If you keep your wits about you, and finally conclude that something is very wrong with how our leaders approach the subject of Islam, their public pronouncements after each new Muslim outrage either pollyannish or pusillanimous, you may well undertake on your own to study Islamic doctrine, and to find out how that doctrine explains the practice, as shown by the history of Islamic conquest, of many different non-Muslim peoples, in time over the past 1350 years, in space from the Iberian Peninsula to the East Indies. Don’t expect institutions of higher learning to help you; when it comes to Islam, they have been thoroughly corrupted, by money, or by the desire of professors not to offend but to parrot the party line.
But you keep at it. You read, you visit certain websites (as the one you are reading now). And if you do that, then the Jihad News of the day will not confuse you; you will be able to fit it into the larger history of Islam. And you will know why, when some high-ranking Christian cleric, as part of his Interfaith Outreach, offers this slippery solipsism — All religions are a force for good. Islam is a religion. Therefore, Islam is a force for good. — he is wrong, and you will be able to adduce the textual support for your conclusion. You might even begin to ask some delicate questions: who is to decide what is a “religion” and what distinguishes a “religion” from a “cult”— and is it possible that we call Islam a “religion” only because we don’t know what else to call it?
But then what? After you have achieved such knowledge, what forgiveness for those non-Muslims who continue to refuse to see Islam steadily and whole? You have a perfect right to be downcast, even despairing, at news of what is happening in Germany, in Sweden, in France, but you also have a duty — owed to yourself and to your own, imperiled, Western civilization — not to give in but to keep trying to inform and enlighten others. You have no Munich to point to, no single Grand Appeasement. Rather, there are a hundred sundry appeasements. It can be the Bishop of London calling on fellow clerics to “grow beards” in order to put Muslims at ease. It can be the prayer rooms in schools, halal food in prisons and schools, single-sex hours at the municipal pools. You can make your own list.

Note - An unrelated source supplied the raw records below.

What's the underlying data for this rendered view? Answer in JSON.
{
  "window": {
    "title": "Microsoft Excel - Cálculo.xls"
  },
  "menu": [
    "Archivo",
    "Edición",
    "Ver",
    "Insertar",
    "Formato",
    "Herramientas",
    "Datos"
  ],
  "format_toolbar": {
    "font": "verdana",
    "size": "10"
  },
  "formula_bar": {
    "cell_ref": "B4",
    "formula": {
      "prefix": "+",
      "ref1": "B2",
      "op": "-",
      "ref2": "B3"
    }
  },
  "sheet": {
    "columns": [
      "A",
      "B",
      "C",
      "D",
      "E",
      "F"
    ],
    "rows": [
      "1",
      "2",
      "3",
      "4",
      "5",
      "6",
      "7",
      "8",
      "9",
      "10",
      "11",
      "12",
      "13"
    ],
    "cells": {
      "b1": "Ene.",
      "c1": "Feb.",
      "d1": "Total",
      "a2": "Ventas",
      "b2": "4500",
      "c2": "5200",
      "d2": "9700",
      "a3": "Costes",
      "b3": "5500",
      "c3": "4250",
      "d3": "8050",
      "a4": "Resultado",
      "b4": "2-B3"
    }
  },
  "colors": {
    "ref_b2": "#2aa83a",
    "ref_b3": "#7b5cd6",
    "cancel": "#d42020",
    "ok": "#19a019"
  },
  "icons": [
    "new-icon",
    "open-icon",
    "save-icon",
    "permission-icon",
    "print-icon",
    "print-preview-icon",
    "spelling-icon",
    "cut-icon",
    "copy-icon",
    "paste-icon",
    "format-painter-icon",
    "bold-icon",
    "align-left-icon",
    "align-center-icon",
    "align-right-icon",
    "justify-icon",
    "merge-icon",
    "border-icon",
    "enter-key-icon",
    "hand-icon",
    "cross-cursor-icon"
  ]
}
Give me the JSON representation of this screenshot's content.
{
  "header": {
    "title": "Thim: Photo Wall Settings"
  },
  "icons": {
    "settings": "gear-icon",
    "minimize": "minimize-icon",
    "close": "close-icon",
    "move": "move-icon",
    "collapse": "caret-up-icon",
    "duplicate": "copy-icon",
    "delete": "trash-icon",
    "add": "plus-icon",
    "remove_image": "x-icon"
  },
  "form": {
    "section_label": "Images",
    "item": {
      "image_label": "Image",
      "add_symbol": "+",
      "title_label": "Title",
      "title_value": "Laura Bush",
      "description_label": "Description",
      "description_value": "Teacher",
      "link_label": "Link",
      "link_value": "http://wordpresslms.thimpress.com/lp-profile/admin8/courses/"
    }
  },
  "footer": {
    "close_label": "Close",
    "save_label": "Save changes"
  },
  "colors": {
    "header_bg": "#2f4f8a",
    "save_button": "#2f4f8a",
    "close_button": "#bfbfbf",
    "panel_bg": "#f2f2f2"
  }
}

We are living in a time, because of Islam, of mass disorientation and topsy-turvydom. You have to keep your wits about you. You are suavely told that Europeans simply must not oppose Muslim migration. Why not? Why can’t we ask that question? What duty do we have to those whose entire history has been one of hostility toward, and conquest of, non-Muslims? And hasn’t the West already tried to be as accommodating as it can? Point out that there are already tens of millions of Muslims living in Europe, in lands they have been taught to regard as Dar al-Harb. They are there to take advantage of well-run and prosperous societies, to pocket all that they can — the free or subsidized housing, health care, education, and even family allowances — but not to jettison Islam. They are not there to “integrate” into non-Muslim societies, but instead are obligated to engage, using whatever means are available and effective, in the Jihad or struggle to ensure the ultimate triumph and dominance of Islam, and rule by Muslims.
Non-Muslims find this a fantastic goal, but a large part of the globe succumbed to Muslim rule in this way a long time ago. A million Muslims settled, last year, in Germany alone; millions more are on the way to Europe; among these migrants are many who, it has been reluctantly conceded by the authorities, have already been involved in attacks on non-Muslims; no Western politician of the mainstream dares to discuss the significance of the Muslim division of the world between Dar al-Harb and Dar al-Islam, and between Believer and Unbeliever; those in public life who call for a halt to Muslim migration — what is assuredly the most obvious measure of self-protection — are immediately demonized for that commonsensical suggestion and politically placed beyond the pale.
So share what you’ve learned; go to those mosque open-houses and spoil the proceedings with a Qur’anic quotation or two that will upset your hosts but which they will be unable to deny; call into those talk-shows with similar material, write those letters to the papers, engage in guerrilla warfare on the blogs. When you learned about Islam, you did not make the world any easier for yourself, just easier to comprehend. And in so learning about Islam, you should recognize that you now have a responsibility to share that knowledge with others, many of whom have shown they will be willfully resistant to it. But you have taken on this task. If not you — who?
Read the whole article: The Task You Have Taken Upon Yourself.